EXERCISE PROMPT
Write the entries below out again exactly; any picture in them stays out.

---------- DATA TO PROCESS

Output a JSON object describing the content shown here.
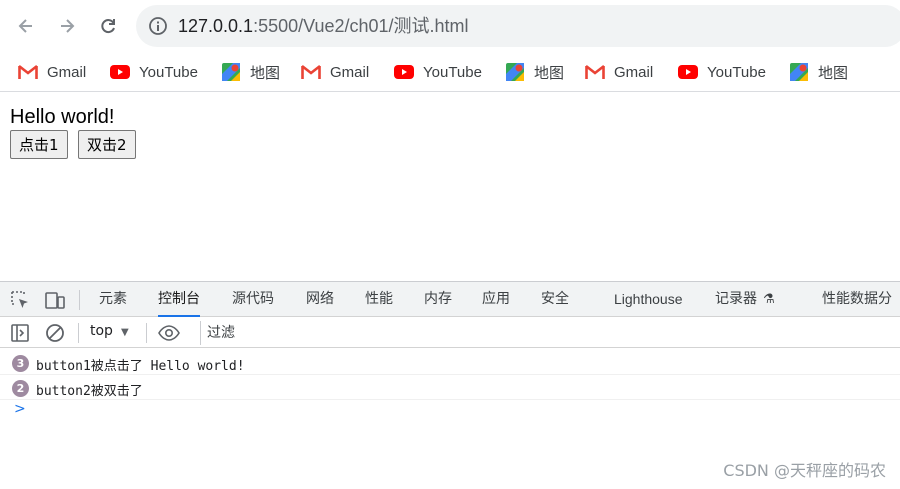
{
  "browser": {
    "url_host": "127.0.0.1",
    "url_path": ":5500/Vue2/ch01/测试.html",
    "bookmarks": [
      {
        "label": "Gmail",
        "icon": "gmail-icon"
      },
      {
        "label": "YouTube",
        "icon": "youtube-icon"
      },
      {
        "label": "地图",
        "icon": "maps-icon"
      },
      {
        "label": "Gmail",
        "icon": "gmail-icon"
      },
      {
        "label": "YouTube",
        "icon": "youtube-icon"
      },
      {
        "label": "地图",
        "icon": "maps-icon"
      },
      {
        "label": "Gmail",
        "icon": "gmail-icon"
      },
      {
        "label": "YouTube",
        "icon": "youtube-icon"
      },
      {
        "label": "地图",
        "icon": "maps-icon"
      }
    ]
  },
  "page": {
    "heading": "Hello world!",
    "button1_label": "点击1",
    "button2_label": "双击2"
  },
  "devtools": {
    "tabs": [
      "元素",
      "控制台",
      "源代码",
      "网络",
      "性能",
      "内存",
      "应用",
      "安全",
      "Lighthouse",
      "记录器",
      "性能数据分"
    ],
    "active_tab": "控制台",
    "context": "top",
    "filter_placeholder": "过滤",
    "logs": [
      {
        "count": "3",
        "text": "button1被点击了 Hello world!"
      },
      {
        "count": "2",
        "text": "button2被双击了"
      }
    ],
    "prompt": ">"
  },
  "watermark": "CSDN @天秤座的码农",
  "colors": {
    "accent": "#1a73e8",
    "badge": "#9e8aa0",
    "gmail_red": "#ea4335",
    "youtube_red": "#ff0000"
  }
}
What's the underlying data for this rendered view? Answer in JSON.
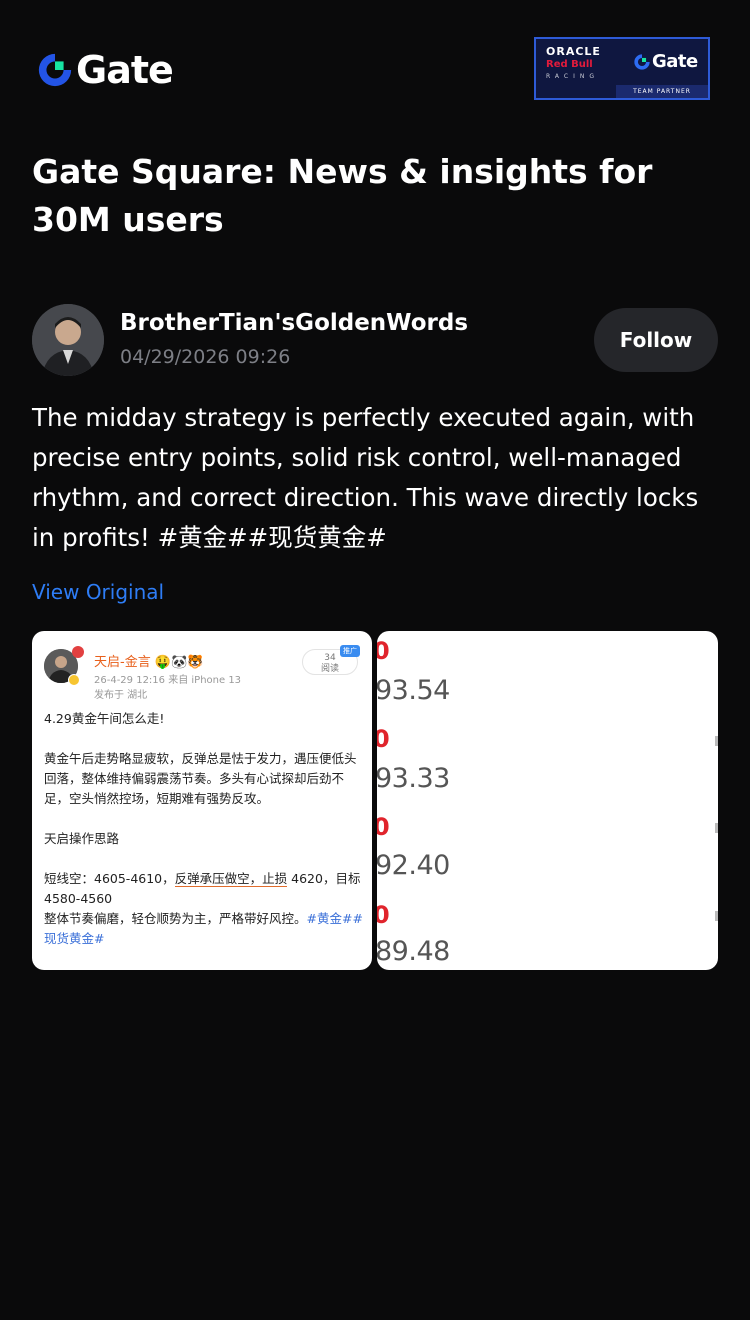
{
  "header": {
    "logo_text": "Gate",
    "partner": {
      "oracle": "ORACLE",
      "redbull": "Red Bull",
      "racing": "RACING",
      "gate": "Gate",
      "team_partner": "TEAM PARTNER"
    }
  },
  "page_title": "Gate Square: News & insights for 30M users",
  "post": {
    "author": "BrotherTian'sGoldenWords",
    "time": "04/29/2026 09:26",
    "follow_label": "Follow",
    "body": "The midday strategy is perfectly executed again, with precise entry points, solid risk control, well-managed rhythm, and correct direction. This wave directly locks in profits! #黄金##现货黄金#",
    "view_original": "View Original"
  },
  "images": {
    "left": {
      "name": "天启-金言 🤑🐼🐯",
      "meta": "26-4-29 12:16  来自 iPhone 13",
      "location": "发布于 湖北",
      "reads_count": "34",
      "reads_label": "阅读",
      "tag": "推广",
      "line1": "4.29黄金午间怎么走!",
      "line2": "黄金午后走势略显疲软，反弹总是怯于发力，遇压便低头回落，整体维持偏弱震荡节奏。多头有心试探却后劲不足，空头悄然控场，短期难有强势反攻。",
      "line3": "天启操作思路",
      "line4_prefix": "短线空：4605-4610，",
      "line4_hl": "反弹承压做空，止损",
      "line4_rest": " 4620，目标4580-4560",
      "line5": "整体节奏偏磨，轻仓顺势为主，严格带好风控。",
      "line5_hash": "#黄金##现货黄金#"
    },
    "right": {
      "prices": [
        "93.54",
        "93.33",
        "92.40",
        "89.48"
      ],
      "red_marks": [
        "0",
        "0",
        "0",
        "0"
      ]
    }
  }
}
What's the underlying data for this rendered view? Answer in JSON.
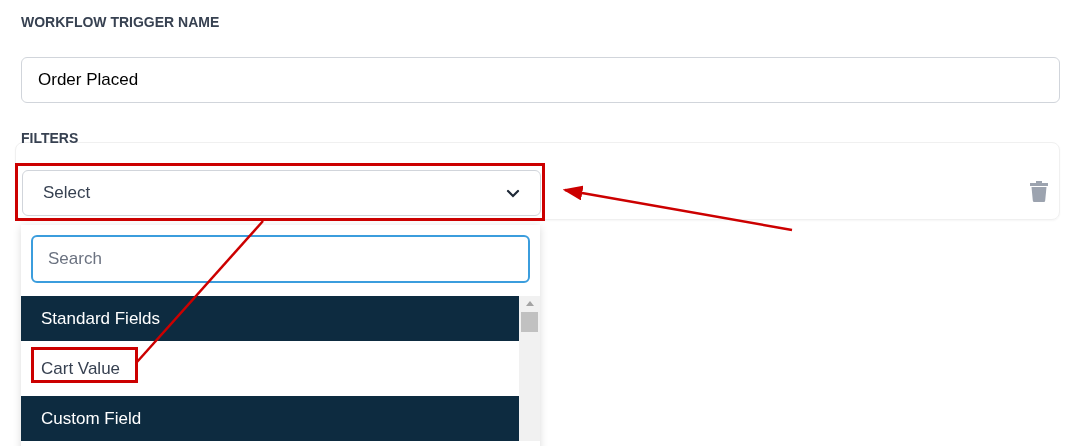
{
  "trigger_name": {
    "label": "WORKFLOW TRIGGER NAME",
    "value": "Order Placed"
  },
  "filters": {
    "label": "FILTERS",
    "select": {
      "placeholder": "Select",
      "expanded": true
    },
    "dropdown": {
      "search": {
        "placeholder": "Search"
      },
      "items": [
        {
          "kind": "group",
          "label": "Standard Fields"
        },
        {
          "kind": "option",
          "label": "Cart Value"
        },
        {
          "kind": "group",
          "label": "Custom Field"
        }
      ]
    }
  }
}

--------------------

SOLVED EXERCISE
Output a JSON object describing the content shown here.
{
  "browser": {
    "url_host": "127.0.0.1",
    "url_path": ":5500/Vue2/ch01/测试.html",
    "bookmarks": [
      {
        "label": "Gmail",
        "icon": "gmail-icon"
      },
      {
        "label": "YouTube",
        "icon": "youtube-icon"
      },
      {
        "label": "地图",
        "icon": "maps-icon"
      },
      {
        "label": "Gmail",
        "icon": "gmail-icon"
      },
      {
        "label": "YouTube",
        "icon": "youtube-icon"
      },
      {
        "label": "地图",
        "icon": "maps-icon"
      },
      {
        "label": "Gmail",
        "icon": "gmail-icon"
      },
      {
        "label": "YouTube",
        "icon": "youtube-icon"
      },
      {
        "label": "地图",
        "icon": "maps-icon"
      }
    ]
  },
  "page": {
    "heading": "Hello world!",
    "button1_label": "点击1",
    "button2_label": "双击2"
  },
  "devtools": {
    "tabs": [
      "元素",
      "控制台",
      "源代码",
      "网络",
      "性能",
      "内存",
      "应用",
      "安全",
      "Lighthouse",
      "记录器",
      "性能数据分"
    ],
    "active_tab": "控制台",
    "context": "top",
    "filter_placeholder": "过滤",
    "logs": [
      {
        "count": "3",
        "text": "button1被点击了 Hello world!"
      },
      {
        "count": "2",
        "text": "button2被双击了"
      }
    ],
    "prompt": ">"
  },
  "watermark": "CSDN @天秤座的码农",
  "colors": {
    "accent": "#1a73e8",
    "badge": "#9e8aa0",
    "gmail_red": "#ea4335",
    "youtube_red": "#ff0000"
  }
}
What's the underlying data for this rendered view? Answer in JSON.
{
  "header": {
    "logo_text": "Gate",
    "partner": {
      "oracle": "ORACLE",
      "redbull": "Red Bull",
      "racing": "RACING",
      "gate": "Gate",
      "team_partner": "TEAM PARTNER"
    }
  },
  "page_title": "Gate Square: News & insights for 30M users",
  "post": {
    "author": "BrotherTian'sGoldenWords",
    "time": "04/29/2026 09:26",
    "follow_label": "Follow",
    "body": "The midday strategy is perfectly executed again, with precise entry points, solid risk control, well-managed rhythm, and correct direction. This wave directly locks in profits! #黄金##现货黄金#",
    "view_original": "View Original"
  },
  "images": {
    "left": {
      "name": "天启-金言 🤑🐼🐯",
      "meta": "26-4-29 12:16  来自 iPhone 13",
      "location": "发布于 湖北",
      "reads_count": "34",
      "reads_label": "阅读",
      "tag": "推广",
      "line1": "4.29黄金午间怎么走!",
      "line2": "黄金午后走势略显疲软，反弹总是怯于发力，遇压便低头回落，整体维持偏弱震荡节奏。多头有心试探却后劲不足，空头悄然控场，短期难有强势反攻。",
      "line3": "天启操作思路",
      "line4_prefix": "短线空：4605-4610，",
      "line4_hl": "反弹承压做空，止损",
      "line4_rest": " 4620，目标4580-4560",
      "line5": "整体节奏偏磨，轻仓顺势为主，严格带好风控。",
      "line5_hash": "#黄金##现货黄金#"
    },
    "right": {
      "prices": [
        "93.54",
        "93.33",
        "92.40",
        "89.48"
      ],
      "red_marks": [
        "0",
        "0",
        "0",
        "0"
      ]
    }
  }
}
What's the underlying data for this rendered view? Answer in JSON.
{
  "trigger_name": {
    "label": "WORKFLOW TRIGGER NAME",
    "value": "Order Placed"
  },
  "filters": {
    "label": "FILTERS",
    "select": {
      "placeholder": "Select",
      "expanded": true
    },
    "dropdown": {
      "search": {
        "placeholder": "Search"
      },
      "items": [
        {
          "kind": "group",
          "label": "Standard Fields"
        },
        {
          "kind": "option",
          "label": "Cart Value"
        },
        {
          "kind": "group",
          "label": "Custom Field"
        }
      ]
    }
  }
}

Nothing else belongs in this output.